“Try me,” the leader tells them. “Try me! And if my words come true it will be proof that I am speaking the Almighty’s words to you.”
“Hashem shall open for you His storehouse of goodness, the heavens, to provide rain for you Land in its time, and to bless all your handiwork; you shall lend to many nations, but you shall not borrow…. But it will be that if you do not hearken to the voice of Hashem, your G-d…then all these curses will come upon you… in the city… in the field…. [A nation from afar] will besiege you in all your cities…You will be left few in number, instead of having been like the stars of heaven in abundance, for you will not have hearkened to the voice of Hashem, your G-d” (ibid 28:12, 15-68).

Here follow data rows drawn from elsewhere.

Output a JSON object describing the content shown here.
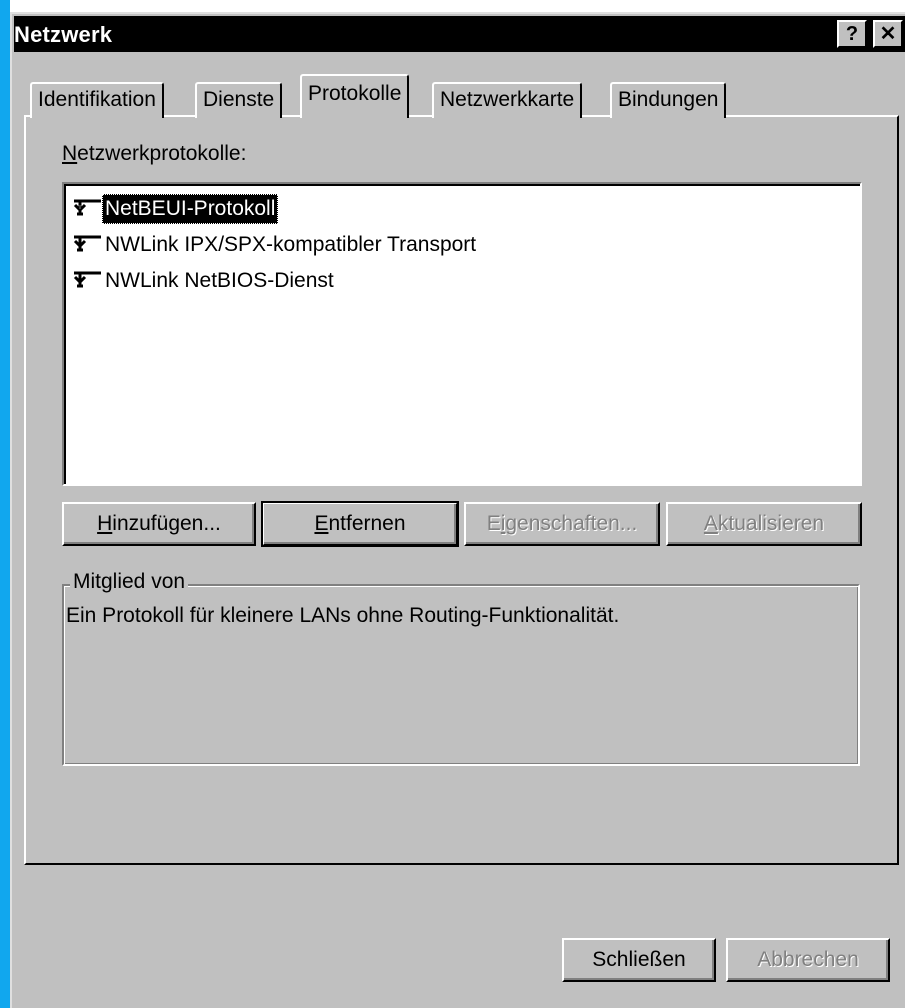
{
  "window": {
    "title": "Netzwerk",
    "help_button": "?",
    "close_button": "✕"
  },
  "tabs": [
    {
      "label": "Identifikation"
    },
    {
      "label": "Dienste"
    },
    {
      "label": "Protokolle",
      "active": true
    },
    {
      "label": "Netzwerkkarte"
    },
    {
      "label": "Bindungen"
    }
  ],
  "protocols_section": {
    "label_accel": "N",
    "label_rest": "etzwerkprotokolle:",
    "items": [
      {
        "label": "NetBEUI-Protokoll",
        "icon": "network-protocol-icon",
        "selected": true
      },
      {
        "label": "NWLink IPX/SPX-kompatibler Transport",
        "icon": "network-protocol-icon",
        "selected": false
      },
      {
        "label": "NWLink NetBIOS-Dienst",
        "icon": "network-protocol-icon",
        "selected": false
      }
    ]
  },
  "buttons": {
    "add": {
      "accel": "H",
      "rest": "inzufügen..."
    },
    "remove": {
      "accel": "E",
      "rest": "ntfernen"
    },
    "properties": {
      "pre": "E",
      "accel": "i",
      "rest": "genschaften..."
    },
    "update": {
      "accel": "A",
      "rest": "ktualisieren"
    }
  },
  "group": {
    "legend": "Mitglied von",
    "description": "Ein Protokoll für kleinere LANs ohne Routing-Funktionalität."
  },
  "footer": {
    "close": "Schließen",
    "cancel": "Abbrechen"
  },
  "colors": {
    "face": "#c0c0c0",
    "titlebar": "#000000",
    "desktop_stripe": "#11a7ee",
    "disabled_text": "#808080"
  }
}
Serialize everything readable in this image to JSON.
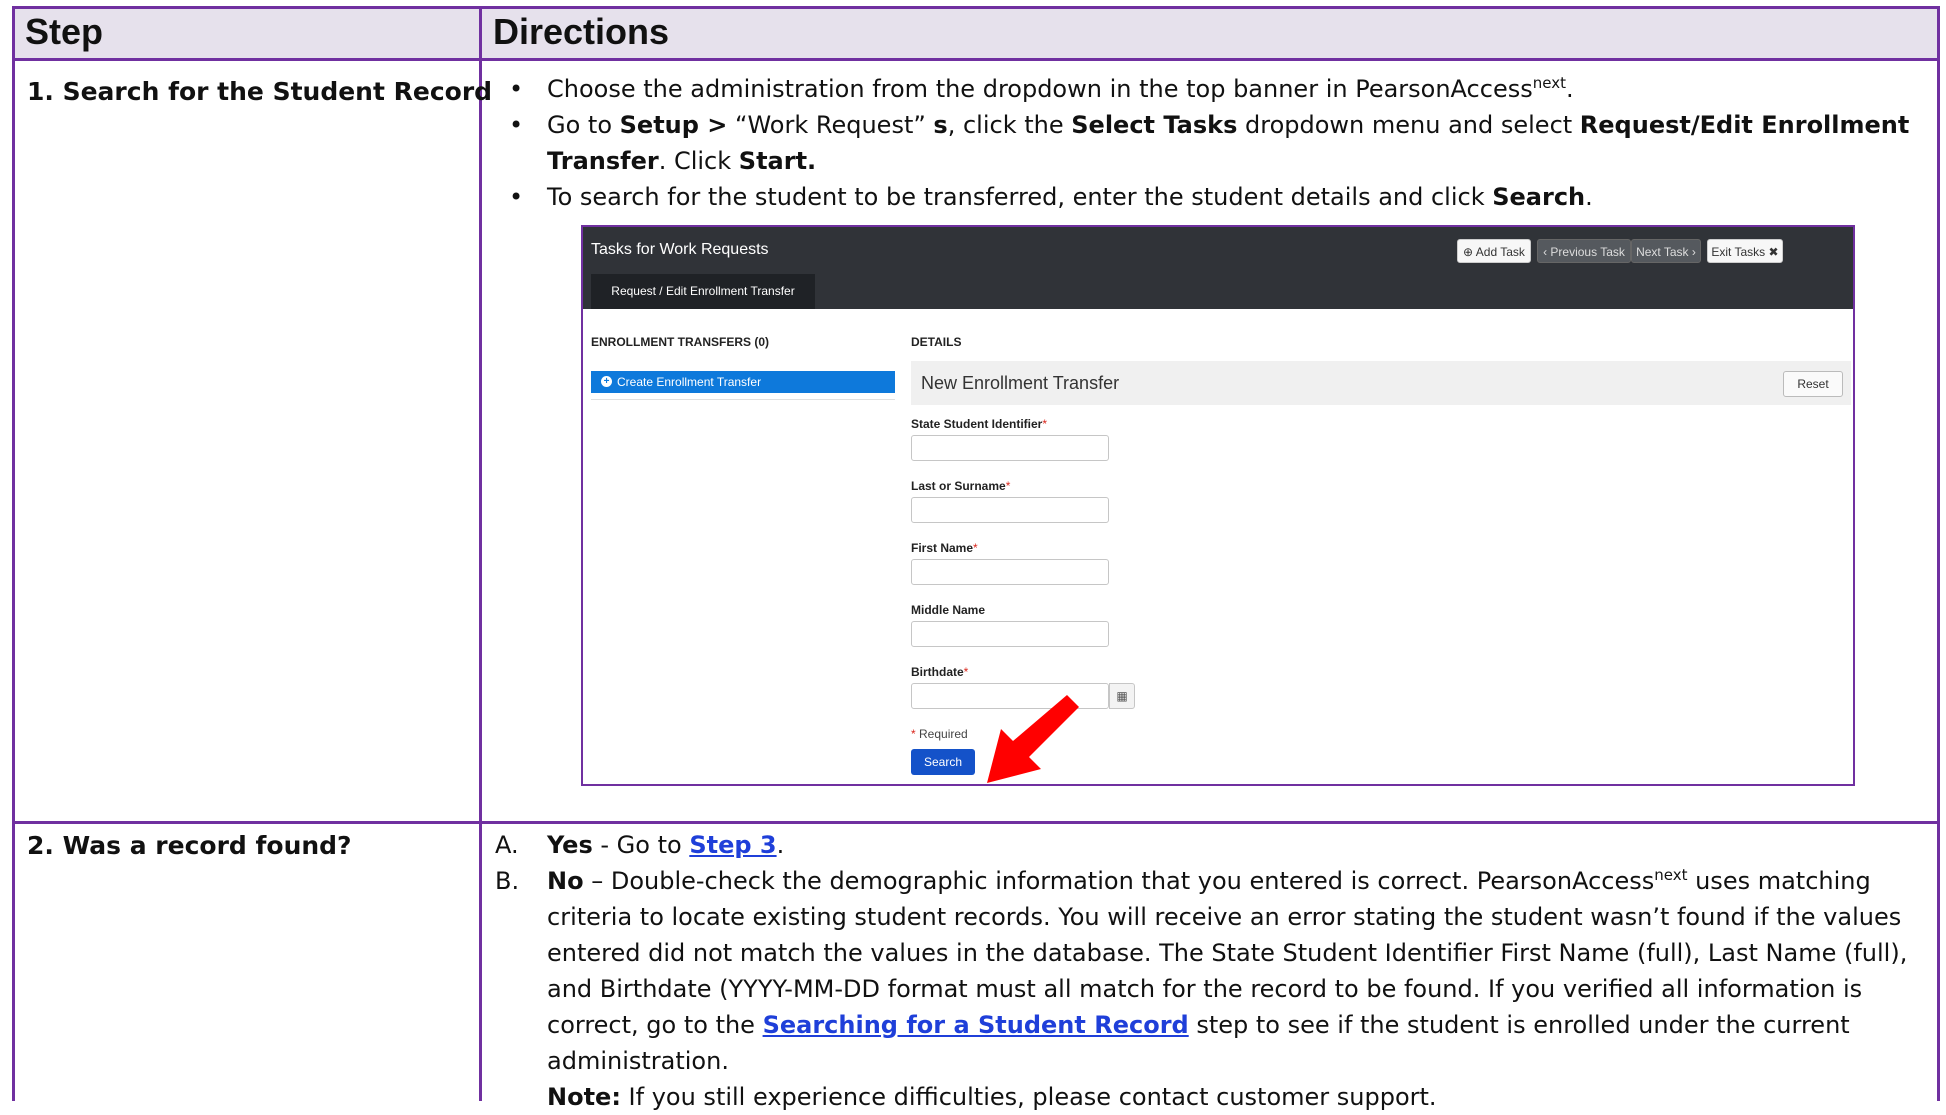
{
  "header": {
    "step": "Step",
    "directions": "Directions"
  },
  "row1": {
    "step_label": "1.   Search for the Student Record",
    "b1_pre": "Choose the administration from the dropdown in the top banner in PearsonAccess",
    "b1_sup": "next",
    "b1_post": ".",
    "b2_pre": "Go to ",
    "b2_setup": "Setup >",
    "b2_mid1": " “Work Request” ",
    "b2_s": "s",
    "b2_mid2": ", click the ",
    "b2_select_tasks": "Select Tasks",
    "b2_mid3": " dropdown menu and select ",
    "b2_request": "Request/Edit Enrollment Transfer",
    "b2_mid4": ". Click ",
    "b2_start": "Start.",
    "b3_pre": "To search for the student to be transferred, enter the student details and click ",
    "b3_search": "Search",
    "b3_post": "."
  },
  "screenshot": {
    "bar_title": "Tasks for Work Requests",
    "add_task": "Add Task",
    "previous_task": "Previous Task",
    "next_task": "Next Task",
    "exit_tasks": "Exit Tasks",
    "subtab": "Request / Edit Enrollment Transfer",
    "left_heading": "ENROLLMENT TRANSFERS (0)",
    "create_button": "Create Enrollment Transfer",
    "details_heading": "DETAILS",
    "details_title": "New Enrollment Transfer",
    "reset": "Reset",
    "fields": {
      "ssid": "State Student Identifier",
      "last": "Last or Surname",
      "first": "First Name",
      "middle": "Middle Name",
      "birth": "Birthdate"
    },
    "required_mark": "*",
    "required_note": "Required",
    "search_button": "Search",
    "colors": {
      "bar": "#303338",
      "create": "#0e79db",
      "search": "#1452c9",
      "arrow": "#ff0000"
    }
  },
  "row2": {
    "step_label": "2.   Was a record found?",
    "a_letter": "A.",
    "a_yes": "Yes",
    "a_mid": " - Go to ",
    "a_link": "Step 3",
    "a_post": ".",
    "b_letter": "B.",
    "b_no": "No",
    "b_text1": " – Double-check the demographic information that you entered is correct. PearsonAccess",
    "b_sup": "next",
    "b_text2": " uses matching criteria to locate existing student records. You will receive an error stating the student wasn’t found if the values entered did not match the values in the database. The State Student Identifier First Name (full), Last Name (full), and Birthdate (YYYY-MM-DD format must all match for the record to be found. If you verified all information is correct, go to the ",
    "b_link": "Searching for a Student Record",
    "b_text3": " step to see if the student is enrolled under the current administration.",
    "note_label": "Note:",
    "note_text": " If you still experience difficulties, please contact customer support."
  },
  "theme": {
    "border": "#7030a0",
    "header_bg": "#e6e1ec",
    "link": "#1f3fd9"
  }
}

Did Moshe’s promises stand the test of time? Our historical experience tells us that they did. For a time we enjoyed the prosperity described in these verses, and then when our behaviors and lifestyle were no longer in line with the spiritual heritage we had received, we felt the dark side of those promises. We have been working ourselves back ever since, hoping and waiting for the end of Moshe’s promise: “It will be that when all these things come upon you – the blessing and the curse that I have presented before you – then you will take it to your heart among all the nations where Hashem, your G-d has dispersed you, and you will return unto Hashem, your G-d, and listen to His voice… you and your children, with all your heart and all your soul. Then Hashem, your G-d, will bring back your captivity and have mercy upon you, and he will gather you in from all the peoples to which Hashem, your G-d, has scattered you….Hashem, your G-d, will bring you to he Land that your forefathers possessed and you shall posses it….Hashem will make you abundant in all your handiwork….” (ibid 30:1-9)